Neighbors concerned, but saving time could save lives
It's been five years since Buena Vista Regional Medical Center had a helipad on its hospital campus. In 1999, the company that previously provided BVRMC with helicopter emergency services did not believe there was adequate space in the previous landing site behind the emergency room to operate safely.
To take advantage of the "Golden Hour" of critical response time that saves so many lives, the hospital is reconsidering emergency flight services to better serve the needs of trauma and cardiac patients. Just exactly where on the hospital property the helipad would be located could be a bone of contention among neighbors.
At a July 19 Storm Lake City Council meeting West Sixth residents objected to possible noise from helicopters, particularly if a landing site is built where the former hospital administrator's house is now located.
"We have a desire to get a helipad back on our campus," said CEO Todd Hudspeth Thursday.
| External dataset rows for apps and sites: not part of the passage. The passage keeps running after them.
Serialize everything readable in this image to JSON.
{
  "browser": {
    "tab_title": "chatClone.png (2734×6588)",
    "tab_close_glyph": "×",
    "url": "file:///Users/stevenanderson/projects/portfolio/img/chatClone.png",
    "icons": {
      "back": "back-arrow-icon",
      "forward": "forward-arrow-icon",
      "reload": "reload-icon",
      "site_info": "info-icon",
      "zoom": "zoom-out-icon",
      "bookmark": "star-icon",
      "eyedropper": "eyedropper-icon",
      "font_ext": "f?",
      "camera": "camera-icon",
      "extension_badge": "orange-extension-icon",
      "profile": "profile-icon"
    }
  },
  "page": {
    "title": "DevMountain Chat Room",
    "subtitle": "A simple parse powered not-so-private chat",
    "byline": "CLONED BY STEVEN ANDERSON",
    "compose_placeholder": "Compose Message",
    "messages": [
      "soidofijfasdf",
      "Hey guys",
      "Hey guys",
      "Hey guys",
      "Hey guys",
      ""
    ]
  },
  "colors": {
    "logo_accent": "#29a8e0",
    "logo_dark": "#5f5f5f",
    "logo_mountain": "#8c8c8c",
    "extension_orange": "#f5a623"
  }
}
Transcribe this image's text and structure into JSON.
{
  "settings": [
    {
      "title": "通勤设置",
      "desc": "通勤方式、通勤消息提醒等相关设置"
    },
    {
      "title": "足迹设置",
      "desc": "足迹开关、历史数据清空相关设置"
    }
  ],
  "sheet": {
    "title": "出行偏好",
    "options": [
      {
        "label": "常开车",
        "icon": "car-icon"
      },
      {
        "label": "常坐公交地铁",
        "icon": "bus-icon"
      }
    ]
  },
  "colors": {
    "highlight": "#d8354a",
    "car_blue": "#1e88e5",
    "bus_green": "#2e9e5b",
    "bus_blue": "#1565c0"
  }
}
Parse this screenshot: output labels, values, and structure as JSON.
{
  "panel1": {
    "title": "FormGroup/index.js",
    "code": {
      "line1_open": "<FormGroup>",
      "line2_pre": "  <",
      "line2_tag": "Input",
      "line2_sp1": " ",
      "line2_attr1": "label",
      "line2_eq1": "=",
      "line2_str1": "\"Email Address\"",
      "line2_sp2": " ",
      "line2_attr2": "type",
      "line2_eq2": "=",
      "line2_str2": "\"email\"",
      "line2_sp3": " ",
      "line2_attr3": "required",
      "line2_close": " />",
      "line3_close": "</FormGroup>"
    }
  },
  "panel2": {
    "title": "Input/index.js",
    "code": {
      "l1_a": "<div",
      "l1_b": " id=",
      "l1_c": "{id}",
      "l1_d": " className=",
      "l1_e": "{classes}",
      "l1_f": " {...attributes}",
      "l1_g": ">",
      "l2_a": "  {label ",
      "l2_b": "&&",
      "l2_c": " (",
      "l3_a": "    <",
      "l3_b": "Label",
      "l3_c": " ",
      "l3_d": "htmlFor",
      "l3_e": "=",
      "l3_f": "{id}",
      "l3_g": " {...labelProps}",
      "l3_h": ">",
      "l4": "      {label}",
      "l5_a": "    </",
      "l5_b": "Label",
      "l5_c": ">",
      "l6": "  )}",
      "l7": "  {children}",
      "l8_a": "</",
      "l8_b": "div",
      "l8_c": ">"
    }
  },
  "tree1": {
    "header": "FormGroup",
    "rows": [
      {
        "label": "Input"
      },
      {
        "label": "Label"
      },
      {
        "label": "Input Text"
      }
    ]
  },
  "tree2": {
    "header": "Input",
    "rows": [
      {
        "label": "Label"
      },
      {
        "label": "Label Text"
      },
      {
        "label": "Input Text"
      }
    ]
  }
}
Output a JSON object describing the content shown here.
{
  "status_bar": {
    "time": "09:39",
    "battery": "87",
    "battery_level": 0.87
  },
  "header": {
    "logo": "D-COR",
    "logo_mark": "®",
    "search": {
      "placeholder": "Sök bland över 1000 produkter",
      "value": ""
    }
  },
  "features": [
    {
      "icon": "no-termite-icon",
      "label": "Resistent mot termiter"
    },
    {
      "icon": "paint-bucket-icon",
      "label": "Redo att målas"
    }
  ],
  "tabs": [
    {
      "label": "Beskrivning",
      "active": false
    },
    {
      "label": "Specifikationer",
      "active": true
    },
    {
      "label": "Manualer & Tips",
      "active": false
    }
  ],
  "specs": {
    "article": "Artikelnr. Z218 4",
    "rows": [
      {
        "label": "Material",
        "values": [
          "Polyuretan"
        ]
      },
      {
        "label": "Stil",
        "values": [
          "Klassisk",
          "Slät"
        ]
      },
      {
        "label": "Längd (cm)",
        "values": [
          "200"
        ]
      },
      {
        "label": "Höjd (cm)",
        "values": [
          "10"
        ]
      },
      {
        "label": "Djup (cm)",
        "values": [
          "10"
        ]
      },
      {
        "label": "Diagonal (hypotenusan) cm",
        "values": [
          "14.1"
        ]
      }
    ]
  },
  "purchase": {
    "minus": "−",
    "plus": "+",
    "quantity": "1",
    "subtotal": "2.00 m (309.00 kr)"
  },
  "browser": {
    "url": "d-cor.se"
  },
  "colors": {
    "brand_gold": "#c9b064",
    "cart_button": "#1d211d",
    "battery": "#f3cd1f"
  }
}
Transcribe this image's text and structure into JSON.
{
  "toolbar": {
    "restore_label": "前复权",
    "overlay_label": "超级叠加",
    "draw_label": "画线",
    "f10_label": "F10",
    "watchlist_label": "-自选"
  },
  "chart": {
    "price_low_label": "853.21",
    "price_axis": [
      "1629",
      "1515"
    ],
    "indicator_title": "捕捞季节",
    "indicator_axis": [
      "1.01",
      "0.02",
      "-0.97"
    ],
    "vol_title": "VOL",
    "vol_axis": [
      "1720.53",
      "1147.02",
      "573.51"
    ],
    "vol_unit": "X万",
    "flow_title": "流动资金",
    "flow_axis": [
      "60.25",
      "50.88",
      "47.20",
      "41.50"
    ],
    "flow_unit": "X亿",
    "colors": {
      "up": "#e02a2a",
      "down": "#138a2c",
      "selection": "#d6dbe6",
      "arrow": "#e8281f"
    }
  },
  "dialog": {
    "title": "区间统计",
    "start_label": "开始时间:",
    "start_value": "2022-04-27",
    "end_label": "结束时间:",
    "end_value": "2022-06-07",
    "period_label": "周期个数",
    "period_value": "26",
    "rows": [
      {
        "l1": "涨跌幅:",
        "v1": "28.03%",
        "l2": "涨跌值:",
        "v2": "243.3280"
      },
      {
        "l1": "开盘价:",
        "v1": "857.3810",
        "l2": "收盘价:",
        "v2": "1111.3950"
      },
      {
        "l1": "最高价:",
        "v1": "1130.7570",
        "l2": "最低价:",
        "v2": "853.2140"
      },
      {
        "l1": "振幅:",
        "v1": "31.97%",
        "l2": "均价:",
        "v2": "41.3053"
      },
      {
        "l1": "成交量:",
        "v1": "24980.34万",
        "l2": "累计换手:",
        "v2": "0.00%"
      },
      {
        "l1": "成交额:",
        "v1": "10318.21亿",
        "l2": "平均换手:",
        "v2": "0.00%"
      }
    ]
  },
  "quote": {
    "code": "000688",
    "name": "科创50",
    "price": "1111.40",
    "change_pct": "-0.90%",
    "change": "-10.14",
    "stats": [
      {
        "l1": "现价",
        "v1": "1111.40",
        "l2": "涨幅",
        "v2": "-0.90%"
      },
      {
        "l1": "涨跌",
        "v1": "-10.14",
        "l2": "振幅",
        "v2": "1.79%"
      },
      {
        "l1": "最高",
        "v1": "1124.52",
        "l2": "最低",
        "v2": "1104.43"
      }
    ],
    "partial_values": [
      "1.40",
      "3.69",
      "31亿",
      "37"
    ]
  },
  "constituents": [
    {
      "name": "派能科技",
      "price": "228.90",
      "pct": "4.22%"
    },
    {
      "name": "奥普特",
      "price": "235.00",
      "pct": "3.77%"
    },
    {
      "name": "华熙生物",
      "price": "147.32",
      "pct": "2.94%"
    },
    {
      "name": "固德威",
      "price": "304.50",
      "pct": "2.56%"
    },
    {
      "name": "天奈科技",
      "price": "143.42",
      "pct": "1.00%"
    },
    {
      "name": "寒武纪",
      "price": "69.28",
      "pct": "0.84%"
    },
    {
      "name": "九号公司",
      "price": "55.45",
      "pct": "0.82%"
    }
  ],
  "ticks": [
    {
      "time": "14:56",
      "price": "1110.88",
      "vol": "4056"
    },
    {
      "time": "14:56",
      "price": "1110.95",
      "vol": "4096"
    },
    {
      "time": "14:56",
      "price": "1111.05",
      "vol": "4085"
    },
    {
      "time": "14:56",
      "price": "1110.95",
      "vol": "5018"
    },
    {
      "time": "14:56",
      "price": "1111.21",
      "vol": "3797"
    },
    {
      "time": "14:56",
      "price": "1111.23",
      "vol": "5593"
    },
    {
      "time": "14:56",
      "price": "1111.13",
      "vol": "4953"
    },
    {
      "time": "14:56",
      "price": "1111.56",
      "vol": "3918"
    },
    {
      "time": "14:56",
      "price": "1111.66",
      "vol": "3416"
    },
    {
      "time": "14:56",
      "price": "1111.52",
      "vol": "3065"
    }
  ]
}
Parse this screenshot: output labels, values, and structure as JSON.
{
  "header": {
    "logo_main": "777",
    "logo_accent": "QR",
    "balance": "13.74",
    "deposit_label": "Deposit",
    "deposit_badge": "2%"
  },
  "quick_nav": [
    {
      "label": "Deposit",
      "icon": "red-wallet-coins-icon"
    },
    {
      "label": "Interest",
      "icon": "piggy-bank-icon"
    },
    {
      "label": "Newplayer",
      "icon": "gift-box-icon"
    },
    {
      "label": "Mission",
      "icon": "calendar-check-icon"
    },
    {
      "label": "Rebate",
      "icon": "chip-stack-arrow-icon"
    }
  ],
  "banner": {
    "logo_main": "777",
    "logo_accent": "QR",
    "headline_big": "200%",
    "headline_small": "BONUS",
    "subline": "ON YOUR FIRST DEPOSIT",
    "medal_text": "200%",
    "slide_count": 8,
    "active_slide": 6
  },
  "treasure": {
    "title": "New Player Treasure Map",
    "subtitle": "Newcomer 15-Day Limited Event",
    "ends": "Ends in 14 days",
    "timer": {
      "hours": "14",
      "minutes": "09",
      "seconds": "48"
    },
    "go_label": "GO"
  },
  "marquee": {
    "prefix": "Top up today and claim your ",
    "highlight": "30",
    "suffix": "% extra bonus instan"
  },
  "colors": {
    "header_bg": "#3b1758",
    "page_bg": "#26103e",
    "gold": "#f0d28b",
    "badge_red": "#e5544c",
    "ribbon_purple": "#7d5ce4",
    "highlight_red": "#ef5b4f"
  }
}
In the October BVRMC auxiliary newsletter, Hudspeth said the hospital was examining the area behind the emergency room or the roof above 2 West for possible siting of a helipad. "We expect either option will generate neighborhood opposition, but we feel having a helipad on campus is important for patient care," Hudspeth said in the newsletter.
The hospital has advertised for bids for the former administrator's house, with the provision that the structure be removed from hospital property. The area behind the emergency doors, the hospital roof, or other open areas could be considered for a landing site, Hudspeth said.
Neighbors have indicated their concerns about the hospital's proposal for an expanded parking lot plus the possibility of a helipad, particularly on the site currently occupied by the administrator's house.
Keith Schmidt, whose property borders the hospital's and who was spokesperson for West 6th and Pleasantview residents at the July meeting, at that time offered concern about a helipad.
"They were adamantly opposed to putting a helicopter pad on that location," Schmidt said of the administrator's house site.
Schmidt said he had spoken with BVRMC officials who had told him it was not their intention to build a helipad. "The hospital CEO, Todd Hudspeth, said they had abandoned plans for a helipad on the property that the administrator's house sits on," Schmidt said again Thursday.
City attorney Paul Havens has said a helipad would be a conforming use in the R-3 zone.
When he made the motion to approve the hospital's rezoning request, city council member Denny Vaudt said, "I'm not necessarily against a helicopter pad at the hospital, but I think the city should have something to say abut a helicopter pad."
The city has since revised the new zoning ordinance so that proposed helipads automatically require council review.
Hudspeth assured neighbors in July that the hospital intended to address their concerns.
"We want to be respectful of the neighbors," Hudspeth said again on Thursday.
Hudspeth said Thursday that bringing helicopters back to the hospital would "absolutely" improve response time, by up to 30 minutes, if ambulances did not have to transfer patients to the municipal airport. "If you're a heart attack patient... that half hour makes a difference," Hudspeth said.
Going behind the hospital would make a cost of about $5,000 while a rooftop landing zone would be $300,000, as a fire suppression system would be needed, Hudspeth said.